***** EXCERPTED RECORDS *****

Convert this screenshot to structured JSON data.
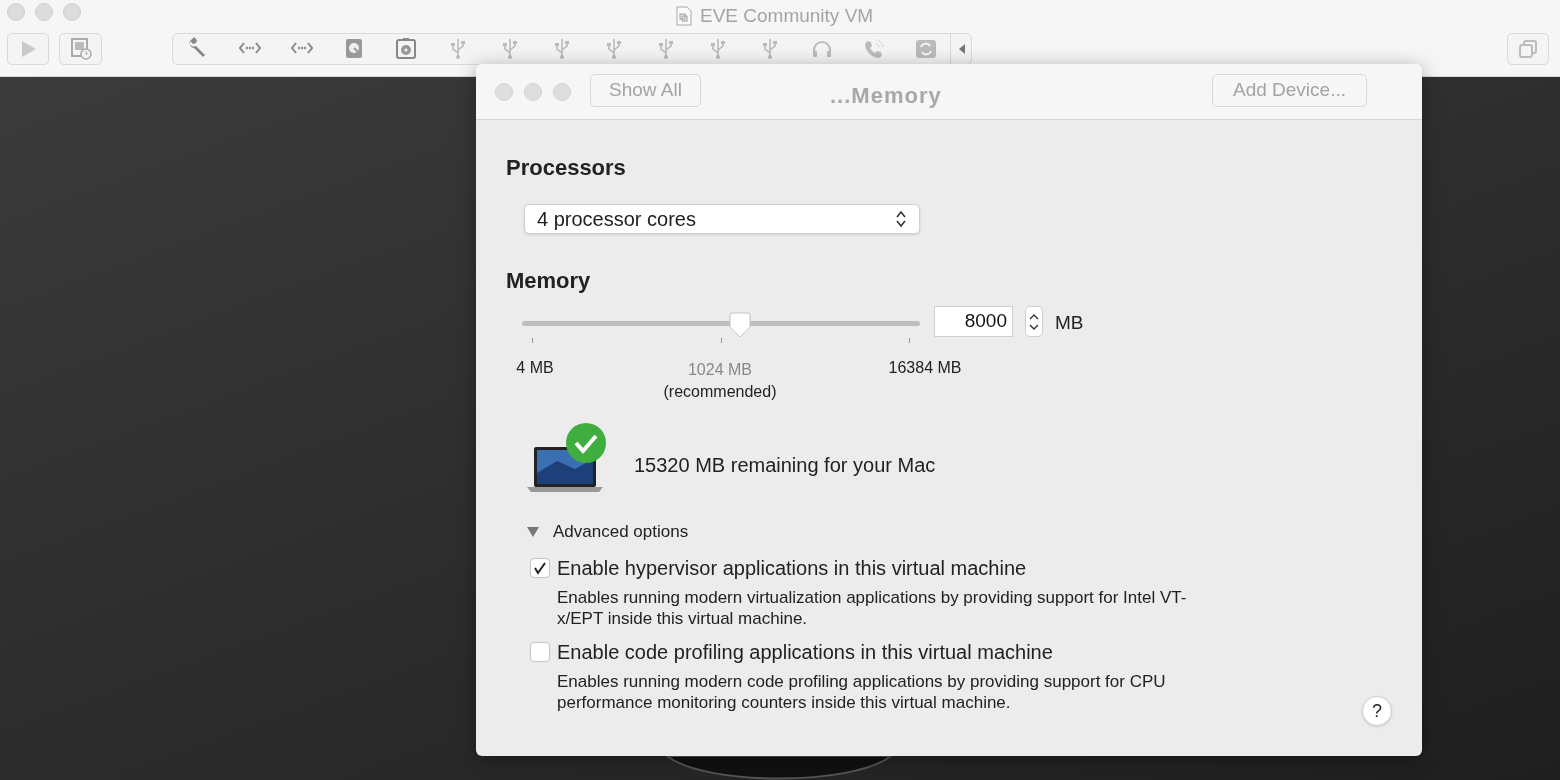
{
  "window": {
    "title": "EVE Community VM"
  },
  "sheet": {
    "title": "...Memory",
    "show_all_button": "Show All",
    "add_device_button": "Add Device...",
    "processors": {
      "heading": "Processors",
      "selected_option": "4 processor cores"
    },
    "memory": {
      "heading": "Memory",
      "slider": {
        "level": 0.548
      },
      "value": "8000",
      "unit": "MB",
      "tick_labels": [
        {
          "kind": "plain",
          "lines": [
            "4 MB"
          ]
        },
        {
          "kind": "recommended",
          "lines": [
            "1024 MB",
            "(recommended)"
          ]
        },
        {
          "kind": "plain",
          "lines": [
            "16384 MB"
          ]
        }
      ],
      "remaining": "15320 MB remaining for your Mac"
    },
    "advanced": {
      "label": "Advanced options",
      "expanded": true,
      "options": [
        {
          "label": "Enable hypervisor applications in this virtual machine",
          "checked": true,
          "description": "Enables running modern virtualization applications by providing support for Intel VT-x/EPT inside this virtual machine."
        },
        {
          "label": "Enable code profiling applications in this virtual machine",
          "checked": false,
          "description": "Enables running modern code profiling applications by providing support for CPU performance monitoring counters inside this virtual machine."
        }
      ]
    },
    "help_button": "?"
  }
}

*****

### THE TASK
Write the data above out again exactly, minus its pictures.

### RESPONSE TO THIS TASK
Convert this screenshot to structured JSON data.
{
  "window": {
    "title": "EVE Community VM"
  },
  "sheet": {
    "title": "...Memory",
    "show_all_button": "Show All",
    "add_device_button": "Add Device...",
    "processors": {
      "heading": "Processors",
      "selected_option": "4 processor cores"
    },
    "memory": {
      "heading": "Memory",
      "slider": {
        "level": 0.548
      },
      "value": "8000",
      "unit": "MB",
      "tick_labels": [
        {
          "kind": "plain",
          "lines": [
            "4 MB"
          ]
        },
        {
          "kind": "recommended",
          "lines": [
            "1024 MB",
            "(recommended)"
          ]
        },
        {
          "kind": "plain",
          "lines": [
            "16384 MB"
          ]
        }
      ],
      "remaining": "15320 MB remaining for your Mac"
    },
    "advanced": {
      "label": "Advanced options",
      "expanded": true,
      "options": [
        {
          "label": "Enable hypervisor applications in this virtual machine",
          "checked": true,
          "description": "Enables running modern virtualization applications by providing support for Intel VT-x/EPT inside this virtual machine."
        },
        {
          "label": "Enable code profiling applications in this virtual machine",
          "checked": false,
          "description": "Enables running modern code profiling applications by providing support for CPU performance monitoring counters inside this virtual machine."
        }
      ]
    },
    "help_button": "?"
  }
}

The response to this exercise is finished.